Dr. Frank Ochberg, former Associate Director of the National Institute of Mental Health

Dr. William P. Nash, former Navy psychiatrist, combat stress researcher and author

Kristina Kaufmann, Executive Director, Code of Support Foundation


Kenny Allred, Veterans and Military Council Chair, National Alliance on Mental Illness (NAMI)

Bonnie Carroll, Founder and President, Tragedy Assistance Program for Survivors (TAPS)

Susan H. Connors, President/CEO, Brain Injury Association of America

Amy C. Colberg, Director of Government Affairs, Brain Injury Association of America

Maj (Ret) Rick Briggs, USAF, Veterans Program Manager, Brain Injury Association of Michigan

Mike Jones, former Captain, US Army, OIF Veteran, Executive Director, Not Alone


Paul Rieckhoff, Founder and Executive Director, Iraq and Afghanistan Veterans of America

Mark Robbins, Executive Director, Yellow Ribbon Fund 

Pam Derrow, Executive Director, Comfort for America’s Uniformed Service (CAUSE)

Tara E. Crooks, Co-Founder, Army Wife Network, Author, 1001 Things to Love About Military Life

Dr. Christal Presley, Author and Founder of United Children of Veterans

Linda Kelly, President, John Kinzinger, VP, John Lockwood, WW Consultant, Operation Never Forgotten


James Gandolfini, Jon Alpert, Tom Richardson, and Matthew O’Neil, HBO’s Wartorn

Jay Ungar and Molly Mason, Musicians

Gwen Weiner, Director, EOS Foundation

Allan Horlick, Executive Producer, the Power Block, WUSA-TV

Mike Walter, Documentary Filmmaker, creator of Breaking News, Breaking Down

Deborah Louise Ortiz -Wife of NYS State Trooper suffering PTSD/ Producer Code 9.


Dr. Jeffrey Rosenberg, Michael Humphries, RN, and Eugene Pyatenko, Prizm Pain Management

Senior Vice-Commander Gilbert Grylls, VFW Post 2216, Staunton, VA

Anthony Asher, CEO, Sullivan, Ward, Asher & Patton, P.C

Mary and Patrick E. Lynch, Former President National Funeral Directors Association

Mai Fernandez, Executive Director of the National Center for Victims of Crime


Michael J. Asher, Attorney, Sullivan, Ward, Asher & Patton, P.C

Vito A Pampalona, Yellow Ribbon Fund – National Chairman Ambassador Program

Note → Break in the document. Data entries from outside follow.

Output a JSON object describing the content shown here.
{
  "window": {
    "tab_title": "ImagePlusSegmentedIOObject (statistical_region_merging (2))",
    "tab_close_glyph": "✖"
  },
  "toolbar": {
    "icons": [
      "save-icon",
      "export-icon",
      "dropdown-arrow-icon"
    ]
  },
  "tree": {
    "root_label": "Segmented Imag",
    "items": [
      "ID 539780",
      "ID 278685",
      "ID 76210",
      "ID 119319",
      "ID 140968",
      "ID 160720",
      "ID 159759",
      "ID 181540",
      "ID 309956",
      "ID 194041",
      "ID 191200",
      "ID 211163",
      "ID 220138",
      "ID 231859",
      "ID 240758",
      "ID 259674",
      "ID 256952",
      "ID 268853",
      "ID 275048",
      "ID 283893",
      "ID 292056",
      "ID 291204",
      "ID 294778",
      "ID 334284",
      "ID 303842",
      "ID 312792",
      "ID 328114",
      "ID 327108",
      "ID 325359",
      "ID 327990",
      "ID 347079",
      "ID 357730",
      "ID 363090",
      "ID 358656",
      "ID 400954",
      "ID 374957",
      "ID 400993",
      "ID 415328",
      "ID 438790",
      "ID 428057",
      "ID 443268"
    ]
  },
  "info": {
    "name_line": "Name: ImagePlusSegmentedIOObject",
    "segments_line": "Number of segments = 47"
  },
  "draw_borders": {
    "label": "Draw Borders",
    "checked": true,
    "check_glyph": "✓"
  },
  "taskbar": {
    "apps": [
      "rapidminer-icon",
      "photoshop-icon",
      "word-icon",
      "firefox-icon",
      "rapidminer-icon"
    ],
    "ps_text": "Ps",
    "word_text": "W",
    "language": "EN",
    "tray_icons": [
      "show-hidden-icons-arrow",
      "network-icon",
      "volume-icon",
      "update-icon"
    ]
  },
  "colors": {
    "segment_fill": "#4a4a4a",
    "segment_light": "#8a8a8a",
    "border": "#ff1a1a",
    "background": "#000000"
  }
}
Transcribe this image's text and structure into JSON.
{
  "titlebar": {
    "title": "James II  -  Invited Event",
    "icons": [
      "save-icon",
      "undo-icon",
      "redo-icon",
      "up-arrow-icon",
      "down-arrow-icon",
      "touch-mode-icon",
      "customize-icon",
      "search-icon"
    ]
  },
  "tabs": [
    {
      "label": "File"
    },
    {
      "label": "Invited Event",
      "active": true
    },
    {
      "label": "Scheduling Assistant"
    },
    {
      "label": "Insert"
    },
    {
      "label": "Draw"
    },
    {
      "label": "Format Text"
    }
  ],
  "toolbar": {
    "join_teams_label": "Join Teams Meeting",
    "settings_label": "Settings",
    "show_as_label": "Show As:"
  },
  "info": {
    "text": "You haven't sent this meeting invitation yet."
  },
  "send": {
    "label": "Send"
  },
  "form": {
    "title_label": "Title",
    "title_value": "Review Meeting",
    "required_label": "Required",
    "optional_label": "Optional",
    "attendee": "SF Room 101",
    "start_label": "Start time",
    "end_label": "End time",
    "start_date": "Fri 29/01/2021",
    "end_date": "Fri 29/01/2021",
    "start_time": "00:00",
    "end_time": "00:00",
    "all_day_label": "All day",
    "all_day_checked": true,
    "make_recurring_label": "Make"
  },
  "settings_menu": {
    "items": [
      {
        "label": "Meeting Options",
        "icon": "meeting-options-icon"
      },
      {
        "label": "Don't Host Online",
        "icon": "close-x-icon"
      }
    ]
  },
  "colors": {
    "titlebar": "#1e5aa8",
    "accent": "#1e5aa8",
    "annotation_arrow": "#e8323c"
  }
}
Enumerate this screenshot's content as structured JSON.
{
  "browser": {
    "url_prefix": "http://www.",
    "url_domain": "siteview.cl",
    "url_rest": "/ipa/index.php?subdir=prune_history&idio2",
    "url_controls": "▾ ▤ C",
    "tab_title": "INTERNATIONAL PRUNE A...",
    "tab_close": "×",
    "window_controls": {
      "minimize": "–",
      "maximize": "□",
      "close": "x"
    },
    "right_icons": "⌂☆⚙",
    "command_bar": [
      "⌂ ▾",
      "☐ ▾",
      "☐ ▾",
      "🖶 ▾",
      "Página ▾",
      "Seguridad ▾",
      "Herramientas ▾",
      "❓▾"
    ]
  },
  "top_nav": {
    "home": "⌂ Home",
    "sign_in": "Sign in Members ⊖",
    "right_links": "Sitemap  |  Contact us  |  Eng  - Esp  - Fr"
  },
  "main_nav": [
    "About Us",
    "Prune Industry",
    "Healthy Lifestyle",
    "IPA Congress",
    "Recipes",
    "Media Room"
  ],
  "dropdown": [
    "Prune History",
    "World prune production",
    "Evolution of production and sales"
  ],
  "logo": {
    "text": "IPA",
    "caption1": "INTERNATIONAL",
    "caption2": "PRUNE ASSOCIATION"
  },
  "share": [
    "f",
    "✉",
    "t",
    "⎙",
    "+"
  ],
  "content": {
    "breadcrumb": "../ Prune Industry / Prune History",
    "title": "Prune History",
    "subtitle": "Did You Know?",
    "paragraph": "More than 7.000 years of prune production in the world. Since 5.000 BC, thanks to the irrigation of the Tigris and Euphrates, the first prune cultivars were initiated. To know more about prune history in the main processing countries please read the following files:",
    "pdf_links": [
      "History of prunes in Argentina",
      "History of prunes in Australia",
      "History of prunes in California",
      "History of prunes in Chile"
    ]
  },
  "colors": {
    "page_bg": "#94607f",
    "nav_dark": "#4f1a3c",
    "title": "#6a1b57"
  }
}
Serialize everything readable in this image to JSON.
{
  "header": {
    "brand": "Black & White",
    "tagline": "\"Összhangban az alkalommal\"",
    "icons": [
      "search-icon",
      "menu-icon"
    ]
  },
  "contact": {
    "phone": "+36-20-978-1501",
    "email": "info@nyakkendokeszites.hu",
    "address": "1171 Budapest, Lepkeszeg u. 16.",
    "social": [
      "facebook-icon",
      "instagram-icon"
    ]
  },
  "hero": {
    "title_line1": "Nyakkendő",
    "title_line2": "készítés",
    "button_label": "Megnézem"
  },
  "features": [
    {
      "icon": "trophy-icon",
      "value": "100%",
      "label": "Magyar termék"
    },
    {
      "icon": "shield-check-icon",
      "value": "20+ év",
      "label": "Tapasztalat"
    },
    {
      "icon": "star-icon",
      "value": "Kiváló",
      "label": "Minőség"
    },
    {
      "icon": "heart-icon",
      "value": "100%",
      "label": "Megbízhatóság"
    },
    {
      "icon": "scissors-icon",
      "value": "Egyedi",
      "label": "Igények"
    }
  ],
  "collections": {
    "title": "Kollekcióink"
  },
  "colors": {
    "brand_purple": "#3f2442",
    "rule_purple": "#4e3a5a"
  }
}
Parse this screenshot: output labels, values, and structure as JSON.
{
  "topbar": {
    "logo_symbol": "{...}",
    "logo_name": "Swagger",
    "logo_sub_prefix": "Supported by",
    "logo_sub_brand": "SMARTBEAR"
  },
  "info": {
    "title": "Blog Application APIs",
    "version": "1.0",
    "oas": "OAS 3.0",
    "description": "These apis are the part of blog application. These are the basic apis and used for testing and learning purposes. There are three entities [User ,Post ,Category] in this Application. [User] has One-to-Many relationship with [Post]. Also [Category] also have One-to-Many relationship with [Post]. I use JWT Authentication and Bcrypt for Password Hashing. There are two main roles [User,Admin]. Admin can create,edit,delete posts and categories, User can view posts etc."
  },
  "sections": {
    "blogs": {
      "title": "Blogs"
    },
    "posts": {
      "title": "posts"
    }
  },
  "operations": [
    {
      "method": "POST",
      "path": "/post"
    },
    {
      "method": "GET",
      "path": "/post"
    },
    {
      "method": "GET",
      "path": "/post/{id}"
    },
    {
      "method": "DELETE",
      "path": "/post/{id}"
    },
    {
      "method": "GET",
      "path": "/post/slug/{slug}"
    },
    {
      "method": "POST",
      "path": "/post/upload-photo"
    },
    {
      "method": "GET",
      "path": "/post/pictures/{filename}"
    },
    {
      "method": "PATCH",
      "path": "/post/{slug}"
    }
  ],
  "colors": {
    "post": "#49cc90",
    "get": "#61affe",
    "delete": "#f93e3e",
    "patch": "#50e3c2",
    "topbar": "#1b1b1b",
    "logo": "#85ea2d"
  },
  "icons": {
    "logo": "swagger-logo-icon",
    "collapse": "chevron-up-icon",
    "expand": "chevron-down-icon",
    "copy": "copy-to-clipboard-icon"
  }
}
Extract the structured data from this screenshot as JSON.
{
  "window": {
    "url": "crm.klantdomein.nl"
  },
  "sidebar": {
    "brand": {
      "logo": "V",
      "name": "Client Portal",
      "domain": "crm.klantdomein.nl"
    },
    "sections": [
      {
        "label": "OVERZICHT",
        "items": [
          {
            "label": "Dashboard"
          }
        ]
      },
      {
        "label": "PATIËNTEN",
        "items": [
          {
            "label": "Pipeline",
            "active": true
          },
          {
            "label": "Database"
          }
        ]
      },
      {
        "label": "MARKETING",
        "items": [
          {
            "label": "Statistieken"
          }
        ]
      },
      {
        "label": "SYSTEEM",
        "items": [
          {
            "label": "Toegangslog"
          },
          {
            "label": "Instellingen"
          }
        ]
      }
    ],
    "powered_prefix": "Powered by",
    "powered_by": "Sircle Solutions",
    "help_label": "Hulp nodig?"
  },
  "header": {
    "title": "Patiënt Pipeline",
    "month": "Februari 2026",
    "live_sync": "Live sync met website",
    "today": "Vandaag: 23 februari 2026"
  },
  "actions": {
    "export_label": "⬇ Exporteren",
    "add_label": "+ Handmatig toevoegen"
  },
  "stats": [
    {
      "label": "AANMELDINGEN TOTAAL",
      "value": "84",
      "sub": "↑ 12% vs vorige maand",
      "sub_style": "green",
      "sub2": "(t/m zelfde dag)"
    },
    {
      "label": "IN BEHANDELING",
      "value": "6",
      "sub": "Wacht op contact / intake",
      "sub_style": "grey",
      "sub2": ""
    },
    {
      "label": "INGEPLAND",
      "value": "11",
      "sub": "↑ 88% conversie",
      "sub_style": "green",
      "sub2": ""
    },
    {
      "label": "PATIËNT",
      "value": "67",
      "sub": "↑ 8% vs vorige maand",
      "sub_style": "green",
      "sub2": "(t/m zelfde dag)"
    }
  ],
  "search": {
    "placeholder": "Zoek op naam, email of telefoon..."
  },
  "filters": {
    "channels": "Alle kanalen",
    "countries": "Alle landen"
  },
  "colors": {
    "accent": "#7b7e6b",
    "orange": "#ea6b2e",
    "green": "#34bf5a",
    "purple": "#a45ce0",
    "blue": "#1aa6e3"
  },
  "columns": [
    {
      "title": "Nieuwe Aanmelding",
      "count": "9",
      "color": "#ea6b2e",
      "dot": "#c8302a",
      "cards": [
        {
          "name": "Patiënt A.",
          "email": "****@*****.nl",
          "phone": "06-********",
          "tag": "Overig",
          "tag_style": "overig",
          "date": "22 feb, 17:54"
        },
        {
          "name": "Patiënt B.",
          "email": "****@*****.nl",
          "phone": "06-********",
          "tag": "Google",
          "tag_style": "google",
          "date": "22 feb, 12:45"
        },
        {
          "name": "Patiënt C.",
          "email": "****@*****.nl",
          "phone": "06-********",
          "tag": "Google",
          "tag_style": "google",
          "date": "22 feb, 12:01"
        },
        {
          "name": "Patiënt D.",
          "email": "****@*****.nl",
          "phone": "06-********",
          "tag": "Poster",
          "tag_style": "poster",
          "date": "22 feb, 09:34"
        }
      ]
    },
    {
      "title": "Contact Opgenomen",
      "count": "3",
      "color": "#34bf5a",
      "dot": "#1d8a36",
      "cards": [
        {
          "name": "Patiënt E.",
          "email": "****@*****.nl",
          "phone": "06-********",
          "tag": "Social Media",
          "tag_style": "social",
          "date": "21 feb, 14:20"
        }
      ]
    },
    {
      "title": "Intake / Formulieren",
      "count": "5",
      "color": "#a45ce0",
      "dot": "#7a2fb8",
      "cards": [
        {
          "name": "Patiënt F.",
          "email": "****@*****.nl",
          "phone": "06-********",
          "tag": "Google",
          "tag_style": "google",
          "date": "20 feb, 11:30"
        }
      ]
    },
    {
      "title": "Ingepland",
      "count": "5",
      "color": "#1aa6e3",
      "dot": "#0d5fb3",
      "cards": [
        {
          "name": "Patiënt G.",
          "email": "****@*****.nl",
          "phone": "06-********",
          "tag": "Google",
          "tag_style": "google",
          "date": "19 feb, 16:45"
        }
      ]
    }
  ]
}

Janet and Dr. Ellsworth Levine, Former Captain, US Air Force

Judith Broder MD, Founder/Director, the Soldiers Project, 2011 Presidential Citizens Award Medal


R. Drew Fezzey, Music Producer and Filmmaker

Tucker Williamson, President, Right Brian Entertainment

Carrie Fox, President, C. Fox Communications

Catherine Wallace, Small Business Owner

Judy Weiner, Small Business Owner

Paul Loes, Small Business Owner


Steve Robinson, Retired Army Ranger

John F. Linehan, Jr., 101st Airborne, US Army, Vietnam Veteran

Thomas Phillips, US Navy, Desert Storm Veteran, Purple Heart recipient

Lennie A. Fine, USMC, Vietnam Veteran

Matthew Leaf, OEF/OIF Veteran

LTC (Ret) Ron Capps, Founder and Director, Veterans Writing Project

LTC (Ret) Edward R. Lynch, AROTC, 1983

LTC (Ret) Kathleen L. Lynch, AROTC, 1983


LTC (Ret) Thomas J. Lynch, USMA, 1982

1LT (Ret) John Harry Jorgenson, USMA 1967, former Counsel to Inspector General, Federal Reserve

Terry Atkinson, Former Captain US Army, USMA 1967, Vietnam Veteran

Thomas Beierschmitt, Former Captain US Army, USMA 1968, Vietnam Veteran

LTC (Ret) John M. Greathouse, USMA 1969, Vietnam Veteran, Director, Monticello Capital

LTC (Ret) James T. Fouché Jr, USMA 1969, Vietnam Veteran

Michael D. Healy, Former Captain US Army, USMA 1969

Pete Dencker, Former Major US Army, USMA 1969, Vietnam Veteran, Purple Heart Recipient

Robert W. Haines, former Major US Army, USMA 1969

LTC (Ret) F. Chris Sautter, USMA 1969, Vietnam Veteran

LTC (Ret) John R. Hamilton III, USMA 1969, Vietnam Veteran, Purple Heart Recipient